We seem to have become a society that enjoys killing…enjoys death. We’ve become a war-loving culture, and we wage it gleefully, as if there were no cost other than a monetary one. We like sending our troops in harm’s way. It makes us feel like we’re tough guys, I guess – The U.S. doesn't take shit from anyone! When it comes to our “Muslim extremist” foes, we still hear the call to, “Bomb them back to the Stone Age!” We’d rather not make peace – we’d rather make war. We sure don't mind hurting or killing one another either if it's "necessary."

And this is what’s got me down lately. I don’t think it’s what we’re meant to be doing. And I’ve been puzzling over how to put these thoughts into words.

Then along comes one Cynthia Tucker. She’s a writes for the Atlanta Journal-Constitution. Her column often appears in our local Pensacola paper. This past Sunday, May 10, 2009, her subject was torture. You know, the infamous waterboarding. The former Administration actually got some of their lawyers to issue an opinion that waterboarding was not, in fact, “torture” and was, in fact, legal. Ms. Tucker (as well as a great many other Americans including me) disagrees.

Ms. Tucker bemoans the fact that although we as a nation have collectively known about waterboarding for a long time, we who call ourselves spiritual have been curiously silent about it. She writes:

Many evangelical Christians, black, white and brown, are Biblical literalists, insisting that homosexuality is a sin and evolution is heresy because the Bible says so. That same Bible introduces a simple teacher who instructed his followers to turn the other cheek, to repay cruelty with kindness, to disregard their personal safety. Yes, we may be forgiven for being afraid, but fear cannot justify inhumanity to others. How does that jibe with support for barbaric treatment of detainees?

The religious right certainly isn’t responsible for the decisions of the Bush administration, which raised torture to official policy. Nor were conservative Christians alone in their failure to speak out — loud and long — against it. Even as reports leaked out about simulated drownings, chaining prisoners to the ceiling and slamming them against walls, there were few voices raised in protest. Much of America stood by quietly as our ideals were trampled, international law violated and our moral standing eroded


Since the awful events of “9/11,” we’ve become a paranoid, fearful nation…a nation bent on getting revenge. And if we can’t get that, then we want to protect ourselves – and if it means going out and “killing them before they can kill us,” well…that’s okay.

Except it’s not.
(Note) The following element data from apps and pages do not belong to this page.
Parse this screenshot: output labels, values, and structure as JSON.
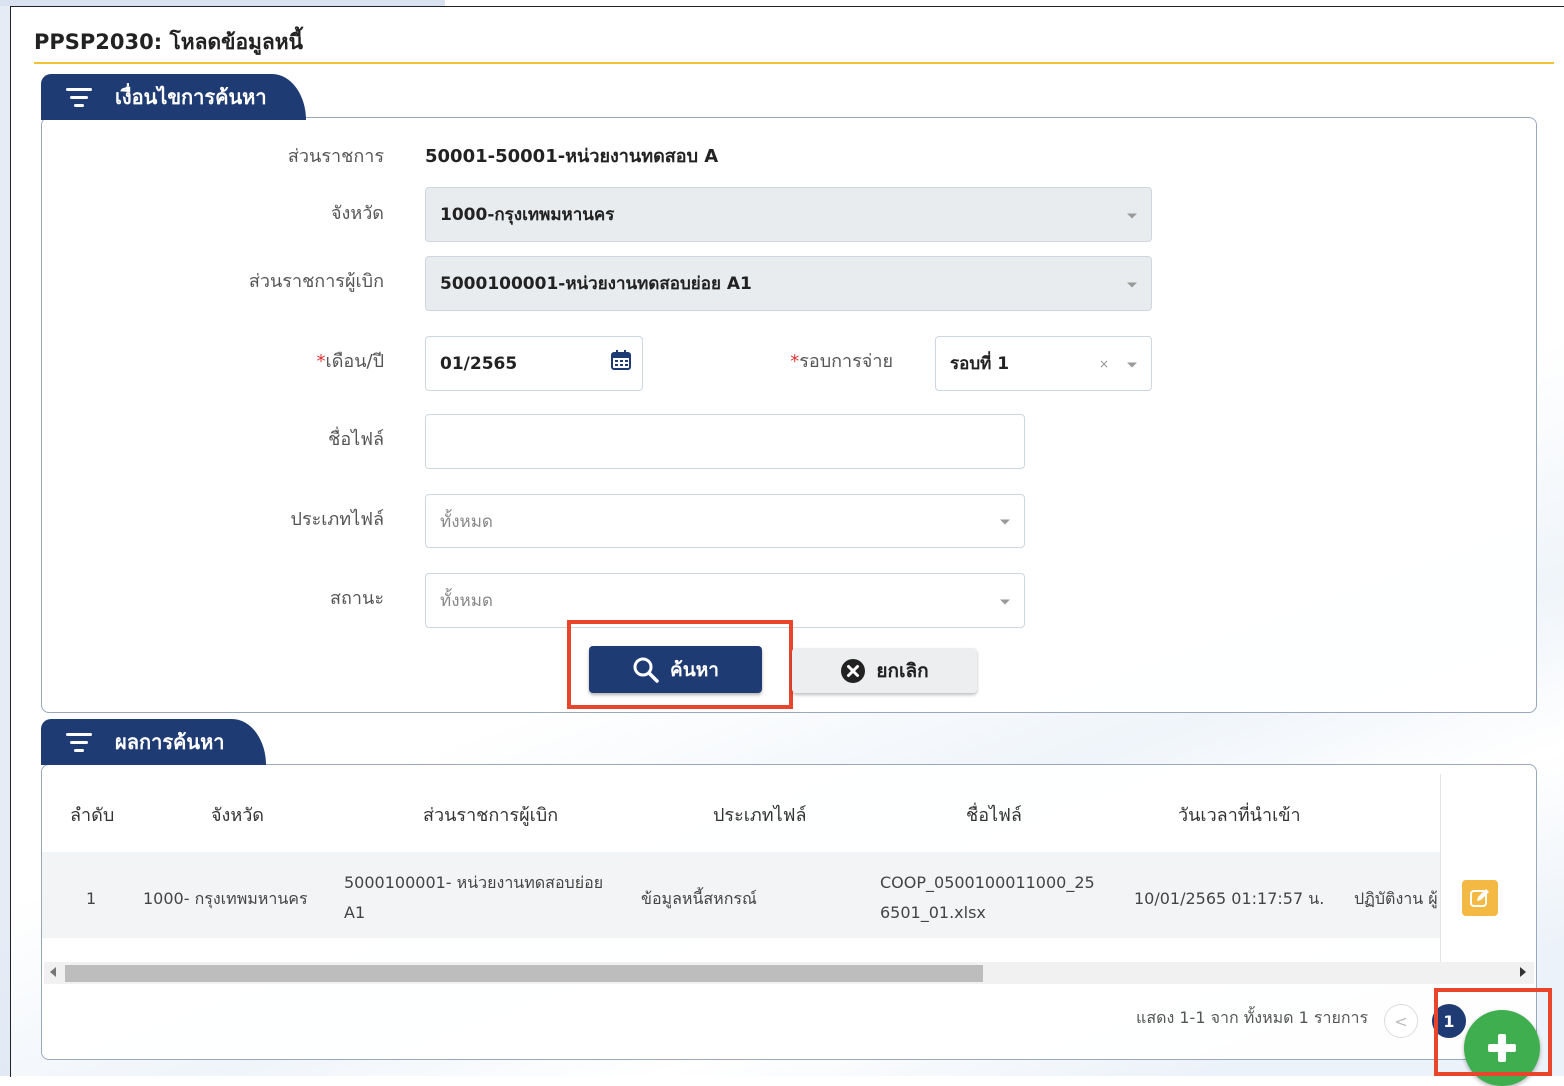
{
  "page": {
    "title": "PPSP2030: โหลดข้อมูลหนี้"
  },
  "search_panel": {
    "tab_label": "เงื่อนไขการค้นหา",
    "fields": {
      "department": {
        "label": "ส่วนราชการ",
        "value": "50001-50001-หน่วยงานทดสอบ A"
      },
      "province": {
        "label": "จังหวัด",
        "value": "1000-กรุงเทพมหานคร"
      },
      "issuing_unit": {
        "label": "ส่วนราชการผู้เบิก",
        "value": "5000100001-หน่วยงานทดสอบย่อย A1"
      },
      "month_year": {
        "required_mark": "*",
        "label": "เดือน/ปี",
        "value": "01/2565"
      },
      "payment_round": {
        "required_mark": "*",
        "label": "รอบการจ่าย",
        "value": "รอบที่ 1",
        "clear": "×"
      },
      "file_name": {
        "label": "ชื่อไฟล์",
        "value": ""
      },
      "file_type": {
        "label": "ประเภทไฟล์",
        "placeholder": "ทั้งหมด"
      },
      "status": {
        "label": "สถานะ",
        "placeholder": "ทั้งหมด"
      }
    },
    "buttons": {
      "search": "ค้นหา",
      "cancel": "ยกเลิก"
    }
  },
  "results_panel": {
    "tab_label": "ผลการค้นหา",
    "columns": [
      "ลำดับ",
      "จังหวัด",
      "ส่วนราชการผู้เบิก",
      "ประเภทไฟล์",
      "ชื่อไฟล์",
      "วันเวลาที่นำเข้า"
    ],
    "rows": [
      {
        "no": "1",
        "province": "1000- กรุงเทพมหานคร",
        "unit_line1": "5000100001- หน่วยงานทดสอบย่อย",
        "unit_line2": "A1",
        "file_type": "ข้อมูลหนี้สหกรณ์",
        "file_line1": "COOP_0500100011000_25",
        "file_line2": "6501_01.xlsx",
        "imported_at": "10/01/2565 01:17:57 น.",
        "status_partial": "ปฏิบัติงาน ผู้"
      }
    ],
    "pagination": {
      "info": "แสดง 1-1 จาก ทั้งหมด 1 รายการ",
      "prev": "<",
      "current_page": "1"
    }
  },
  "colors": {
    "primary": "#1f3b73",
    "accent": "#f2c230",
    "highlight": "#e8452c",
    "fab": "#3fae4f",
    "edit": "#f4b942"
  },
  "icons": [
    "filter-icon",
    "calendar-icon",
    "search-icon",
    "close-circle-icon",
    "edit-icon",
    "plus-icon",
    "chevron-down-icon"
  ]
}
Back in the early-1990’s there was a proliferation of “What Would Jesus Do?” bumper stickers. People wore bracelets and things with the intials, “W.W.J.D.”

I think we should update that phrase now. I think it should be, “Who Would Jesus Kill?”